• TASK DESCRIPTION
What follows is a listing. Write it all out exactly.

◆ ◆ ◆ ◆

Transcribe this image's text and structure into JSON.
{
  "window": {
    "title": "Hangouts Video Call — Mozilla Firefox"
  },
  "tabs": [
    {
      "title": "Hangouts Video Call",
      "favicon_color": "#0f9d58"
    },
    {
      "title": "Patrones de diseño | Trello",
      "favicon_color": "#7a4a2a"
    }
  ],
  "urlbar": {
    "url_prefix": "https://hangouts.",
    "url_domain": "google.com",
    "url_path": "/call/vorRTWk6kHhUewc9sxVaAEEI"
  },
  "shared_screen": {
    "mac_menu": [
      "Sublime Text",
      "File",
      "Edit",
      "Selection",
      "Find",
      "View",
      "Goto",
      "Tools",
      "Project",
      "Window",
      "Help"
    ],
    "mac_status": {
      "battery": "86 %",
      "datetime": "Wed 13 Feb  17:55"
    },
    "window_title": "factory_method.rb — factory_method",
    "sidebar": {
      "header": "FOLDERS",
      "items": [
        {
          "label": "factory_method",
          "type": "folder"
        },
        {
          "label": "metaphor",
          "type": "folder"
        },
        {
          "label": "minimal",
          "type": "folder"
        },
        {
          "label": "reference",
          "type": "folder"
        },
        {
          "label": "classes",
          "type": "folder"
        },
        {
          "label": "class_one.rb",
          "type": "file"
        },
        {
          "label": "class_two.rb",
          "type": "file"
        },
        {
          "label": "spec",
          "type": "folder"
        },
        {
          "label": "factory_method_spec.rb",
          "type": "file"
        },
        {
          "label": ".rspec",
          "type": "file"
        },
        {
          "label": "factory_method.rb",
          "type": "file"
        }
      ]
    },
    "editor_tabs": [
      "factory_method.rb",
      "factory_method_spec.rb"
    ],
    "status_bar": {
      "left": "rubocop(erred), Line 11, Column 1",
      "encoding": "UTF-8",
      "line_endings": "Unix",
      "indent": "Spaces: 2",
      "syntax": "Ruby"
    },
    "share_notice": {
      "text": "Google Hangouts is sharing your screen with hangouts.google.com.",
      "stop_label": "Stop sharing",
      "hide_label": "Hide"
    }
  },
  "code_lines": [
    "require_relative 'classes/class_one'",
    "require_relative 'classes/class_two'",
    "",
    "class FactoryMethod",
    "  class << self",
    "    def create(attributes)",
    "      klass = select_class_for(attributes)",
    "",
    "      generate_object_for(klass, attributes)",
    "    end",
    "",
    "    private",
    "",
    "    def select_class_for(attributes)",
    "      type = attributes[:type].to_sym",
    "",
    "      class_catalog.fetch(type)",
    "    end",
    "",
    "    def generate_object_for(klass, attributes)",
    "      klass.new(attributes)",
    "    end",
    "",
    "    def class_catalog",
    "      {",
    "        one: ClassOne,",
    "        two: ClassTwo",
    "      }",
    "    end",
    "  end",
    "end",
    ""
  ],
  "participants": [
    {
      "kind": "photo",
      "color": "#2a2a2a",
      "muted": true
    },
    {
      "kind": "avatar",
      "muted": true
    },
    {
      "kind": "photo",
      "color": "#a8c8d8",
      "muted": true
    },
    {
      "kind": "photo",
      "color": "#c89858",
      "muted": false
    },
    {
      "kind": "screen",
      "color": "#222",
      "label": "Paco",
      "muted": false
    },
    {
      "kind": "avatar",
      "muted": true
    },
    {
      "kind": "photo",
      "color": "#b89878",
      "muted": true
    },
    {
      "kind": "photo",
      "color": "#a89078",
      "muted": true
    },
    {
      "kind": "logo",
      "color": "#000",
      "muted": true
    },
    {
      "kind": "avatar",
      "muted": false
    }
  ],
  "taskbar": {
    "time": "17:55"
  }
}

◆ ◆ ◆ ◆

• RESPONSE AREA
Transcribe this image's text and structure into JSON.
{
  "window": {
    "title": "Hangouts Video Call — Mozilla Firefox"
  },
  "tabs": [
    {
      "title": "Hangouts Video Call",
      "favicon_color": "#0f9d58"
    },
    {
      "title": "Patrones de diseño | Trello",
      "favicon_color": "#7a4a2a"
    }
  ],
  "urlbar": {
    "url_prefix": "https://hangouts.",
    "url_domain": "google.com",
    "url_path": "/call/vorRTWk6kHhUewc9sxVaAEEI"
  },
  "shared_screen": {
    "mac_menu": [
      "Sublime Text",
      "File",
      "Edit",
      "Selection",
      "Find",
      "View",
      "Goto",
      "Tools",
      "Project",
      "Window",
      "Help"
    ],
    "mac_status": {
      "battery": "86 %",
      "datetime": "Wed 13 Feb  17:55"
    },
    "window_title": "factory_method.rb — factory_method",
    "sidebar": {
      "header": "FOLDERS",
      "items": [
        {
          "label": "factory_method",
          "type": "folder"
        },
        {
          "label": "metaphor",
          "type": "folder"
        },
        {
          "label": "minimal",
          "type": "folder"
        },
        {
          "label": "reference",
          "type": "folder"
        },
        {
          "label": "classes",
          "type": "folder"
        },
        {
          "label": "class_one.rb",
          "type": "file"
        },
        {
          "label": "class_two.rb",
          "type": "file"
        },
        {
          "label": "spec",
          "type": "folder"
        },
        {
          "label": "factory_method_spec.rb",
          "type": "file"
        },
        {
          "label": ".rspec",
          "type": "file"
        },
        {
          "label": "factory_method.rb",
          "type": "file"
        }
      ]
    },
    "editor_tabs": [
      "factory_method.rb",
      "factory_method_spec.rb"
    ],
    "status_bar": {
      "left": "rubocop(erred), Line 11, Column 1",
      "encoding": "UTF-8",
      "line_endings": "Unix",
      "indent": "Spaces: 2",
      "syntax": "Ruby"
    },
    "share_notice": {
      "text": "Google Hangouts is sharing your screen with hangouts.google.com.",
      "stop_label": "Stop sharing",
      "hide_label": "Hide"
    }
  },
  "code_lines": [
    "require_relative 'classes/class_one'",
    "require_relative 'classes/class_two'",
    "",
    "class FactoryMethod",
    "  class << self",
    "    def create(attributes)",
    "      klass = select_class_for(attributes)",
    "",
    "      generate_object_for(klass, attributes)",
    "    end",
    "",
    "    private",
    "",
    "    def select_class_for(attributes)",
    "      type = attributes[:type].to_sym",
    "",
    "      class_catalog.fetch(type)",
    "    end",
    "",
    "    def generate_object_for(klass, attributes)",
    "      klass.new(attributes)",
    "    end",
    "",
    "    def class_catalog",
    "      {",
    "        one: ClassOne,",
    "        two: ClassTwo",
    "      }",
    "    end",
    "  end",
    "end",
    ""
  ],
  "participants": [
    {
      "kind": "photo",
      "color": "#2a2a2a",
      "muted": true
    },
    {
      "kind": "avatar",
      "muted": true
    },
    {
      "kind": "photo",
      "color": "#a8c8d8",
      "muted": true
    },
    {
      "kind": "photo",
      "color": "#c89858",
      "muted": false
    },
    {
      "kind": "screen",
      "color": "#222",
      "label": "Paco",
      "muted": false
    },
    {
      "kind": "avatar",
      "muted": true
    },
    {
      "kind": "photo",
      "color": "#b89878",
      "muted": true
    },
    {
      "kind": "photo",
      "color": "#a89078",
      "muted": true
    },
    {
      "kind": "logo",
      "color": "#000",
      "muted": true
    },
    {
      "kind": "avatar",
      "muted": false
    }
  ],
  "taskbar": {
    "time": "17:55"
  }
}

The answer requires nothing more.